Low representation of women in politics contravenes the country’s Gender Equality Act which prescribes that one gender should take no more than 60 percent of public leadership positions.
However, this law has been scorned by parties and voters alike.
Malawi, since 1994, has seen poor representation of women in the national assembly and last week’s 44— a 22 percent increase— is a far-off step towards equal representation being fought for in the 193 member House.
Though 305 women contested for parliamentary positions in this year’s elections, up by eight, fluctuations have been the order with 1994 having 10 female legislatures, 16 in 1999, 27 in 2004, 43 in 2009 and 32 in 2014.

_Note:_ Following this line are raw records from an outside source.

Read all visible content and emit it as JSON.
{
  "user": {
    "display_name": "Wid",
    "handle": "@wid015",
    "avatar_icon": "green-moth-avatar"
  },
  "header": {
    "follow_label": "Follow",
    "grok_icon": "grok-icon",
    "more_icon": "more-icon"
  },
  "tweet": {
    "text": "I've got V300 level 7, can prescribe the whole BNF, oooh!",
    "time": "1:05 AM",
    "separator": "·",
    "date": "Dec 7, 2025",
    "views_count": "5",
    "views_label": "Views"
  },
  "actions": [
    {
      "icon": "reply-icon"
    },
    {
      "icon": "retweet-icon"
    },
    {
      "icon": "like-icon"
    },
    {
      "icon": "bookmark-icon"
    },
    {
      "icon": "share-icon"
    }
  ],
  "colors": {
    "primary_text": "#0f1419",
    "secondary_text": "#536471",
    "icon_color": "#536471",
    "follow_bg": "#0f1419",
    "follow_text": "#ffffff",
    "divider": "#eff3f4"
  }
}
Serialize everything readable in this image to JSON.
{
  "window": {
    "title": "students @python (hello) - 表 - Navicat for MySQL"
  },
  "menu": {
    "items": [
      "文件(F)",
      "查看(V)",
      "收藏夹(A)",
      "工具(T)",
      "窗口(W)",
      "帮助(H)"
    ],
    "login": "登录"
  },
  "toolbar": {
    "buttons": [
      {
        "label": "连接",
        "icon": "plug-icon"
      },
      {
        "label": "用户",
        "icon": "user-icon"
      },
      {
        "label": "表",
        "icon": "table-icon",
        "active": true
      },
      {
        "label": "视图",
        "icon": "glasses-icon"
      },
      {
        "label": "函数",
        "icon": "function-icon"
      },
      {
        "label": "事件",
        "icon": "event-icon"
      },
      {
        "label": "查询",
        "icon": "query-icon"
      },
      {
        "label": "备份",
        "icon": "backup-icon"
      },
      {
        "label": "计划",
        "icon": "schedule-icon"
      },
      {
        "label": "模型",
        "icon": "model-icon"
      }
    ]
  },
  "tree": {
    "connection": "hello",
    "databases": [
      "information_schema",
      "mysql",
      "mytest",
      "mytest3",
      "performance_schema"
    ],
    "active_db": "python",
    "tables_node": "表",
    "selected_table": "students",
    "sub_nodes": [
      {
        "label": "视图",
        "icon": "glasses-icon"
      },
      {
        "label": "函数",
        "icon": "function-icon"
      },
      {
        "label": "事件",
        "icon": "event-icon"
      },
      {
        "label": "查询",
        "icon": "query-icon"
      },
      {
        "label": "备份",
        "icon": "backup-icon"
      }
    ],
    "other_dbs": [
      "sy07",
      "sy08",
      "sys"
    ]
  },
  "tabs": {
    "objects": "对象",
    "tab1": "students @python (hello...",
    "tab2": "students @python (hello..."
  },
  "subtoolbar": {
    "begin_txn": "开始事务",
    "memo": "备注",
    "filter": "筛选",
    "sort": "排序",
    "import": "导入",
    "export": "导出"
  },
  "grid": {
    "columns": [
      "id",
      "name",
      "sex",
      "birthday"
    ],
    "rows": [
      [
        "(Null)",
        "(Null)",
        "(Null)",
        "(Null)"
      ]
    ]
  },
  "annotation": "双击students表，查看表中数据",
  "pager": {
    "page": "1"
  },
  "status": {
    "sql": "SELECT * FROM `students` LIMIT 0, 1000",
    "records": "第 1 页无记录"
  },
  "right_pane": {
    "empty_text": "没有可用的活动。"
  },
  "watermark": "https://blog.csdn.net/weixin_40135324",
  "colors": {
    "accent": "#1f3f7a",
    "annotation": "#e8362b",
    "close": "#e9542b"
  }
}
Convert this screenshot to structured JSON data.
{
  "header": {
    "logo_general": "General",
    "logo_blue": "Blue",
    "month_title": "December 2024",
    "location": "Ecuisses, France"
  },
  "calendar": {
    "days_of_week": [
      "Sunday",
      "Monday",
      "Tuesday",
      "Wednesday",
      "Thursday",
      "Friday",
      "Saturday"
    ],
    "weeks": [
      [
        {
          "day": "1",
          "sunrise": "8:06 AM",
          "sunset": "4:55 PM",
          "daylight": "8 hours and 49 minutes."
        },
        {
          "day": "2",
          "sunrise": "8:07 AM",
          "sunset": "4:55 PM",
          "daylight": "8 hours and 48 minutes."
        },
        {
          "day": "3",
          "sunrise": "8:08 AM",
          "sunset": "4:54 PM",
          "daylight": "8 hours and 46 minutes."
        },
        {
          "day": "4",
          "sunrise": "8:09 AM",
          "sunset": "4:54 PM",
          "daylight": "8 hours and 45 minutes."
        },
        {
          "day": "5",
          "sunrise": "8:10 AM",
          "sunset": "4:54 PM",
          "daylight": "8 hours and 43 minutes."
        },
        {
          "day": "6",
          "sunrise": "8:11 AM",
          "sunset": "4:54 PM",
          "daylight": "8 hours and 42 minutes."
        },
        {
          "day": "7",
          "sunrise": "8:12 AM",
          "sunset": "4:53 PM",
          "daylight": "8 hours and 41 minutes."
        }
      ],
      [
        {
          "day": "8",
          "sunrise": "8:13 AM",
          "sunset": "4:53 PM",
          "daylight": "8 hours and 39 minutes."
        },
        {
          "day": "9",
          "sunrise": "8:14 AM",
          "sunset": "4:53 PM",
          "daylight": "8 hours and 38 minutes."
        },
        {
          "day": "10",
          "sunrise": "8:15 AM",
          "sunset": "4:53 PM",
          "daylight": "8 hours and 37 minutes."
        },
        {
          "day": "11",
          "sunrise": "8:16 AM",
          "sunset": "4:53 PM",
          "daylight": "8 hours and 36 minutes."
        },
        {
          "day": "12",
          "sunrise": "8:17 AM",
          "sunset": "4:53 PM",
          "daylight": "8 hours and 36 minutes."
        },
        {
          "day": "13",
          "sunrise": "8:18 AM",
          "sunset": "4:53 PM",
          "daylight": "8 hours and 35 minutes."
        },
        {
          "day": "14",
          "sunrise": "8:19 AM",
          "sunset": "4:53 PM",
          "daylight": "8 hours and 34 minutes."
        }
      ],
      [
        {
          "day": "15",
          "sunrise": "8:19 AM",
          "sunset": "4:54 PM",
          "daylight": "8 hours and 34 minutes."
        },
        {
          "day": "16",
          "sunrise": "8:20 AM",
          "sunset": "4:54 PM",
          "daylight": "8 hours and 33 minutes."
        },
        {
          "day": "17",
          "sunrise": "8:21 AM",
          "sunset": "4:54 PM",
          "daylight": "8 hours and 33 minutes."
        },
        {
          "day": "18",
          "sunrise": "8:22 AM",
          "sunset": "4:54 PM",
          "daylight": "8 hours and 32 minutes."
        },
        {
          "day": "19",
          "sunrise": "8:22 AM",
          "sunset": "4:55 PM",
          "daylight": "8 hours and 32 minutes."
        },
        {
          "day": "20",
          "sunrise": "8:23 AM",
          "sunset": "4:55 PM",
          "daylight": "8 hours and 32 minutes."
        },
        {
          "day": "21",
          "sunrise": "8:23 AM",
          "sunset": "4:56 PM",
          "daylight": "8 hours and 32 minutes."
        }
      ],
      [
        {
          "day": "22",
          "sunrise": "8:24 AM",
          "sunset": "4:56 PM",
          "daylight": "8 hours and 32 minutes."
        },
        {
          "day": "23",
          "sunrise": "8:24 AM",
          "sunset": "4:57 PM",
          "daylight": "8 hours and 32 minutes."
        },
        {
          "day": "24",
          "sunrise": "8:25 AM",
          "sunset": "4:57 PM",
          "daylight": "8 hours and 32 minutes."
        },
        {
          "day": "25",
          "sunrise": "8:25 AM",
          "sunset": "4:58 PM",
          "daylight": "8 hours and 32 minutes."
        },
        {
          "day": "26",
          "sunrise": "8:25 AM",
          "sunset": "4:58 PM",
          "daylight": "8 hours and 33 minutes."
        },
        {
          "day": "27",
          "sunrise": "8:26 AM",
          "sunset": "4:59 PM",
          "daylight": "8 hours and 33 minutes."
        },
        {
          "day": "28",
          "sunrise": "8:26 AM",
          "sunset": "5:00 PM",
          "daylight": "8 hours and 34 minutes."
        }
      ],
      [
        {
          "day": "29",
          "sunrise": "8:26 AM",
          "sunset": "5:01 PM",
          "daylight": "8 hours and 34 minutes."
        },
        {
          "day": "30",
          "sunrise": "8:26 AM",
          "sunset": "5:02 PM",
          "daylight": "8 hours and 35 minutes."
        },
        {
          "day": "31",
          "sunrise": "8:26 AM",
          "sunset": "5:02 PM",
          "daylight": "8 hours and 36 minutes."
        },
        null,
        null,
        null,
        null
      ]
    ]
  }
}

Party politics have not been gender neutral, efforts have been made by most eminent structures to bar and disenfranchise women not just as leaders, but as voters as well.
Although the 50:50 Management Agency ensured female candidates got the vote across the board, innumerous issues continue to haunt women.
Law lecturer at Chancellor College and gender activist Ngeyi Kanyongolo says one of the issues to be looked at is whether the 50-50 campaign is good enough.
She says the campaign tries its best, but it is a project being run by donors and that political participation is a very big issue.
She observes that the ministry of gender should have taken the lead.
“The agenda we should be pushing now is for government to fund not just economic empowerment, but political empowerment for women as well.
“Law reforms that didn’t work in 2014 are immensely needed. At the rate we are going, it has become obvious that it will take us 20 years to achieve the 50 percent,”she says.
Kanyongolo says lessons need to be drawn from Rwanda, a country that has more than 60 percent representation of women in its Parliament.
May 21 for women, she says was a slight change, but not good enough when compared to the bench mark.
Political commentator Mustapha Hussein says deliberate efforts need to be carried out to increase women’s representation.
Deliberate legislation in the constitution or quotas, for instance he agrees are what are propelling substantial increase of women in notable countries such as South Africa at 42.7 percent, Senegal at 41.1percent, 46 .2 percent for Namibia and Mozambique at 39.6 percent female legislatures.
The 1994 Malawi Constitution makes no provision for quotas to ensure women’s representation in elective bodies.
But it stipulates in Article 13 subsection (a) (i) on gender equality as it calls for “full participation of women in all spheres of Malawians society on the basis of equality with men.”
Hussein says political parties should also provide support as is the case with South Africa where parties have reserved a quota for women.
Though various programmes such as the 50-50, voter mobilisation by National Institution for Civic Education (Nice), these have helped.
“There’s still work to be done to overcome cultural, economic barriers and constrains such as the legal and policy frameworks.
“If quotas were provided, it would lead to substantial increase. As it is, it seems we are moving in circles sometimes we increase sometimes we fluctuate,” says Hussein.